--- Supplied data Enclosed Below ---

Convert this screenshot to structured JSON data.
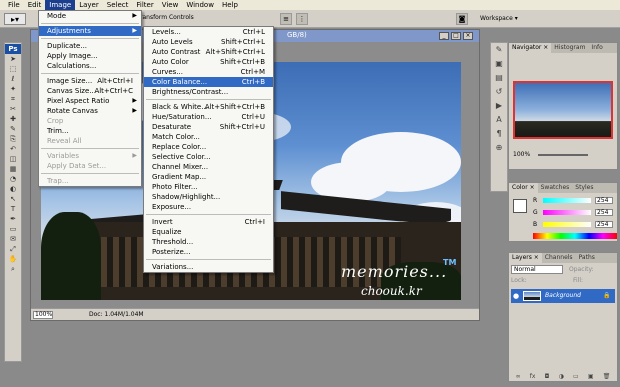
{
  "menubar": {
    "items": [
      "File",
      "Edit",
      "Image",
      "Layer",
      "Select",
      "Filter",
      "View",
      "Window",
      "Help"
    ],
    "active_index": 2
  },
  "options": {
    "transform_controls": "ransform Controls",
    "workspace_label": "Workspace ▾"
  },
  "toolbox": {
    "logo": "Ps",
    "tools": [
      "move-tool",
      "marquee-tool",
      "lasso-tool",
      "magic-wand-tool",
      "crop-tool",
      "slice-tool",
      "healing-tool",
      "brush-tool",
      "stamp-tool",
      "history-brush-tool",
      "eraser-tool",
      "gradient-tool",
      "blur-tool",
      "dodge-tool",
      "path-select-tool",
      "type-tool",
      "pen-tool",
      "shape-tool",
      "notes-tool",
      "eyedropper-tool",
      "hand-tool",
      "zoom-tool"
    ]
  },
  "document": {
    "title_fragment": "GB/8)",
    "zoom": "100%",
    "doc_size": "Doc: 1.04M/1.04M",
    "watermark_line1": "memories...",
    "watermark_line2": "choouk.kr",
    "watermark_tm": "TM"
  },
  "image_menu": {
    "items": [
      {
        "label": "Mode",
        "submenu": true
      },
      {
        "sep": true
      },
      {
        "label": "Adjustments",
        "submenu": true,
        "highlight": true
      },
      {
        "sep": true
      },
      {
        "label": "Duplicate..."
      },
      {
        "label": "Apply Image..."
      },
      {
        "label": "Calculations..."
      },
      {
        "sep": true
      },
      {
        "label": "Image Size...",
        "shortcut": "Alt+Ctrl+I"
      },
      {
        "label": "Canvas Size...",
        "shortcut": "Alt+Ctrl+C"
      },
      {
        "label": "Pixel Aspect Ratio",
        "submenu": true
      },
      {
        "label": "Rotate Canvas",
        "submenu": true
      },
      {
        "label": "Crop",
        "disabled": true
      },
      {
        "label": "Trim..."
      },
      {
        "label": "Reveal All",
        "disabled": true
      },
      {
        "sep": true
      },
      {
        "label": "Variables",
        "submenu": true,
        "disabled": true
      },
      {
        "label": "Apply Data Set...",
        "disabled": true
      },
      {
        "sep": true
      },
      {
        "label": "Trap...",
        "disabled": true
      }
    ]
  },
  "adjustments_menu": {
    "items": [
      {
        "label": "Levels...",
        "shortcut": "Ctrl+L"
      },
      {
        "label": "Auto Levels",
        "shortcut": "Shift+Ctrl+L"
      },
      {
        "label": "Auto Contrast",
        "shortcut": "Alt+Shift+Ctrl+L"
      },
      {
        "label": "Auto Color",
        "shortcut": "Shift+Ctrl+B"
      },
      {
        "label": "Curves...",
        "shortcut": "Ctrl+M"
      },
      {
        "label": "Color Balance...",
        "shortcut": "Ctrl+B",
        "highlight": true
      },
      {
        "label": "Brightness/Contrast..."
      },
      {
        "sep": true
      },
      {
        "label": "Black & White...",
        "shortcut": "Alt+Shift+Ctrl+B"
      },
      {
        "label": "Hue/Saturation...",
        "shortcut": "Ctrl+U"
      },
      {
        "label": "Desaturate",
        "shortcut": "Shift+Ctrl+U"
      },
      {
        "label": "Match Color..."
      },
      {
        "label": "Replace Color..."
      },
      {
        "label": "Selective Color..."
      },
      {
        "label": "Channel Mixer..."
      },
      {
        "label": "Gradient Map..."
      },
      {
        "label": "Photo Filter..."
      },
      {
        "label": "Shadow/Highlight..."
      },
      {
        "label": "Exposure..."
      },
      {
        "sep": true
      },
      {
        "label": "Invert",
        "shortcut": "Ctrl+I"
      },
      {
        "label": "Equalize"
      },
      {
        "label": "Threshold..."
      },
      {
        "label": "Posterize..."
      },
      {
        "sep": true
      },
      {
        "label": "Variations..."
      }
    ]
  },
  "navigator_panel": {
    "tabs": [
      "Navigator ×",
      "Histogram",
      "Info"
    ],
    "zoom": "100%"
  },
  "color_panel": {
    "tabs": [
      "Color ×",
      "Swatches",
      "Styles"
    ],
    "channels": [
      {
        "name": "R",
        "value": "254",
        "gradient": "linear-gradient(90deg,#00fefe,#fefefe)"
      },
      {
        "name": "G",
        "value": "254",
        "gradient": "linear-gradient(90deg,#fe00fe,#fefefe)"
      },
      {
        "name": "B",
        "value": "254",
        "gradient": "linear-gradient(90deg,#fefe00,#fefefe)"
      }
    ]
  },
  "layers_panel": {
    "tabs": [
      "Layers ×",
      "Channels",
      "Paths"
    ],
    "blend_mode": "Normal",
    "opacity_label": "Opacity:",
    "lock_label": "Lock:",
    "fill_label": "Fill:",
    "layer_name": "Background",
    "footer_icons": [
      "link-icon",
      "fx-icon",
      "mask-icon",
      "adjustment-icon",
      "folder-icon",
      "new-layer-icon",
      "trash-icon"
    ]
  },
  "colors": {
    "menu_highlight": "#316ac5",
    "title_bar": "#7f97c9",
    "ps_blue": "#1b4fa3"
  }
}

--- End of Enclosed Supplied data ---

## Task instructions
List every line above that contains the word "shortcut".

## Task solution
        "shortcut": "Alt+Ctrl+I"
        "shortcut": "Alt+Ctrl+C"
        "shortcut": "Ctrl+L"
        "shortcut": "Shift+Ctrl+L"
        "shortcut": "Alt+Shift+Ctrl+L"
        "shortcut": "Shift+Ctrl+B"
        "shortcut": "Ctrl+M"
        "shortcut": "Ctrl+B",
        "shortcut": "Alt+Shift+Ctrl+B"
        "shortcut": "Ctrl+U"
        "shortcut": "Shift+Ctrl+U"
        "shortcut": "Ctrl+I"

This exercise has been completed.